====== Records for the exercise

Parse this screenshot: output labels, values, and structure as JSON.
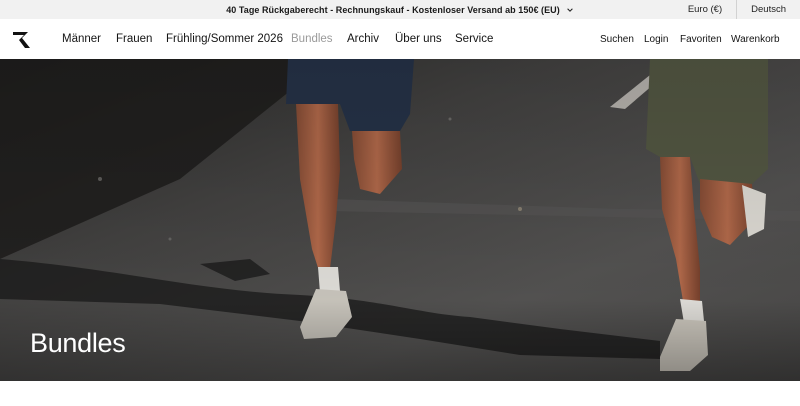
{
  "announcement": {
    "text": "40 Tage Rückgaberecht - Rechnungskauf - Kostenloser Versand ab 150€ (EU)",
    "icon": "chevron-down-icon"
  },
  "locale": {
    "currency": "Euro (€)",
    "language": "Deutsch"
  },
  "nav": {
    "logo_icon": "brand-logo-icon",
    "menu": [
      {
        "label": "Männer"
      },
      {
        "label": "Frauen"
      },
      {
        "label": "Frühling/Sommer 2026"
      },
      {
        "label": "Bundles",
        "active": true
      },
      {
        "label": "Archiv"
      },
      {
        "label": "Über uns"
      },
      {
        "label": "Service"
      }
    ],
    "right": [
      {
        "label": "Suchen"
      },
      {
        "label": "Login"
      },
      {
        "label": "Favoriten"
      },
      {
        "label": "Warenkorb"
      }
    ]
  },
  "hero": {
    "title": "Bundles",
    "image_subject": "two runners on asphalt road"
  },
  "colors": {
    "announcement_bg": "#f1f1f1",
    "active_menu": "#9a9a9a",
    "text": "#141414",
    "hero_title": "#ffffff"
  }
}
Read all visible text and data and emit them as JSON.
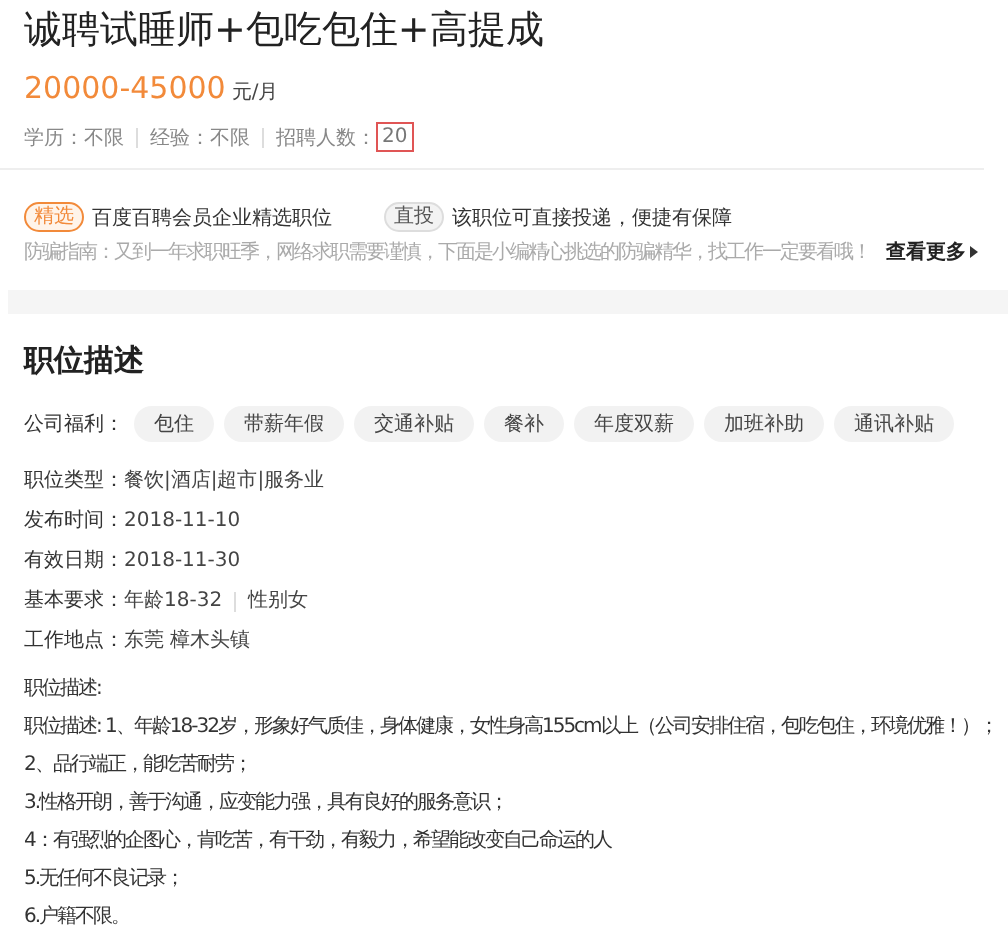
{
  "job": {
    "title": "诚聘试睡师+包吃包住+高提成",
    "salary": "20000-45000",
    "salary_unit": "元/月",
    "requirements": [
      {
        "label": "学历：",
        "value": "不限",
        "highlighted": false
      },
      {
        "label": "经验：",
        "value": "不限",
        "highlighted": false
      },
      {
        "label": "招聘人数：",
        "value": "20",
        "highlighted": true
      }
    ]
  },
  "features": [
    {
      "badge": "精选",
      "kind": "accent",
      "text": "百度百聘会员企业精选职位"
    },
    {
      "badge": "直投",
      "kind": "plain",
      "text": "该职位可直接投递，便捷有保障"
    }
  ],
  "fraud_tip": {
    "text": "防骗指南：又到一年求职旺季，网络求职需要谨慎，下面是小编精心挑选的防骗精华，找工作一定要看哦！",
    "link": "查看更多"
  },
  "description": {
    "heading": "职位描述",
    "benefits_label": "公司福利：",
    "benefits": [
      "包住",
      "带薪年假",
      "交通补贴",
      "餐补",
      "年度双薪",
      "加班补助",
      "通讯补贴"
    ],
    "fields": [
      {
        "label": "职位类型：",
        "value": "餐饮|酒店|超市|服务业"
      },
      {
        "label": "发布时间：",
        "value": "2018-11-10"
      },
      {
        "label": "有效日期：",
        "value": "2018-11-30"
      },
      {
        "label": "基本要求：",
        "value": "年龄18-32",
        "value_2": "性别女"
      },
      {
        "label": "工作地点：",
        "value": "东莞 樟木头镇"
      }
    ],
    "body_heading": "职位描述:",
    "body_lines": [
      "职位描述: 1、年龄18-32岁，形象好气质佳，身体健康，女性身高155cm以上（公司安排住宿，包吃包住，环境优雅！）；",
      "2、品行端正，能吃苦耐劳；",
      "3.性格开朗，善于沟通，应变能力强，具有良好的服务意识；",
      "4：有强烈的企图心，肯吃苦，有干劲，有毅力，希望能改变自己命运的人",
      "5.无任何不良记录；",
      "6.户籍不限。"
    ]
  }
}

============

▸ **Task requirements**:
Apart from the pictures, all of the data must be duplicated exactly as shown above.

▸ **Answer below**:
Parse this screenshot: output labels, values, and structure as JSON.
{
  "announcement": {
    "text": "40 Tage Rückgaberecht - Rechnungskauf - Kostenloser Versand ab 150€ (EU)",
    "icon": "chevron-down-icon"
  },
  "locale": {
    "currency": "Euro (€)",
    "language": "Deutsch"
  },
  "nav": {
    "logo_icon": "brand-logo-icon",
    "menu": [
      {
        "label": "Männer"
      },
      {
        "label": "Frauen"
      },
      {
        "label": "Frühling/Sommer 2026"
      },
      {
        "label": "Bundles",
        "active": true
      },
      {
        "label": "Archiv"
      },
      {
        "label": "Über uns"
      },
      {
        "label": "Service"
      }
    ],
    "right": [
      {
        "label": "Suchen"
      },
      {
        "label": "Login"
      },
      {
        "label": "Favoriten"
      },
      {
        "label": "Warenkorb"
      }
    ]
  },
  "hero": {
    "title": "Bundles",
    "image_subject": "two runners on asphalt road"
  },
  "colors": {
    "announcement_bg": "#f1f1f1",
    "active_menu": "#9a9a9a",
    "text": "#141414",
    "hero_title": "#ffffff"
  }
}
Read all visible text and data and emit them as JSON.
{
  "job": {
    "title": "诚聘试睡师+包吃包住+高提成",
    "salary": "20000-45000",
    "salary_unit": "元/月",
    "requirements": [
      {
        "label": "学历：",
        "value": "不限",
        "highlighted": false
      },
      {
        "label": "经验：",
        "value": "不限",
        "highlighted": false
      },
      {
        "label": "招聘人数：",
        "value": "20",
        "highlighted": true
      }
    ]
  },
  "features": [
    {
      "badge": "精选",
      "kind": "accent",
      "text": "百度百聘会员企业精选职位"
    },
    {
      "badge": "直投",
      "kind": "plain",
      "text": "该职位可直接投递，便捷有保障"
    }
  ],
  "fraud_tip": {
    "text": "防骗指南：又到一年求职旺季，网络求职需要谨慎，下面是小编精心挑选的防骗精华，找工作一定要看哦！",
    "link": "查看更多"
  },
  "description": {
    "heading": "职位描述",
    "benefits_label": "公司福利：",
    "benefits": [
      "包住",
      "带薪年假",
      "交通补贴",
      "餐补",
      "年度双薪",
      "加班补助",
      "通讯补贴"
    ],
    "fields": [
      {
        "label": "职位类型：",
        "value": "餐饮|酒店|超市|服务业"
      },
      {
        "label": "发布时间：",
        "value": "2018-11-10"
      },
      {
        "label": "有效日期：",
        "value": "2018-11-30"
      },
      {
        "label": "基本要求：",
        "value": "年龄18-32",
        "value_2": "性别女"
      },
      {
        "label": "工作地点：",
        "value": "东莞 樟木头镇"
      }
    ],
    "body_heading": "职位描述:",
    "body_lines": [
      "职位描述: 1、年龄18-32岁，形象好气质佳，身体健康，女性身高155cm以上（公司安排住宿，包吃包住，环境优雅！）；",
      "2、品行端正，能吃苦耐劳；",
      "3.性格开朗，善于沟通，应变能力强，具有良好的服务意识；",
      "4：有强烈的企图心，肯吃苦，有干劲，有毅力，希望能改变自己命运的人",
      "5.无任何不良记录；",
      "6.户籍不限。"
    ]
  }
}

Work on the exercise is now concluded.